Research: Tracing political culture in grammar
The driving force behind my research is the quest for the foundations of contemporary liberal regimes, both in a historical sense and in terms of scientiﬁc generalization. Without entering into the normative debate about the universal legitimacy of liberalism, I seek to establish the conditions under which modern liberal politics have become possible within and among Western nations.
The initial phase of my research (→Master's thesis) was dedicated to the globalization of modern politics in the post-Cold War period. The second phase (→Doctoral thesis) has been dedicated to the previous ﬁve hundred years. The third phase will see the publication and consolidation of my results, as well as the integration of my work with other literature.
My most important ﬁndings relate to the historical formation of cultural capital as well as certain cultural cleavages within and between contemporary countries.
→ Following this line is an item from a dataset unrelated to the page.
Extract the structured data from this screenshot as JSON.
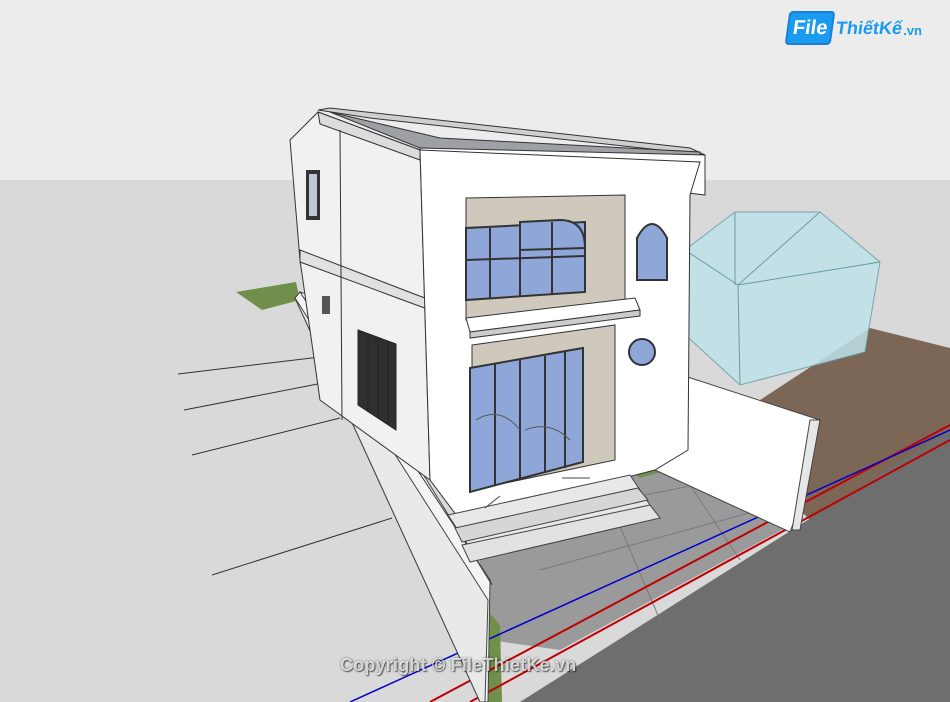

Indeed, my data show striking correlations between important dimensions of cross-cultural variance and grammatical language features associated with the linguistic syndrome of subject prominence.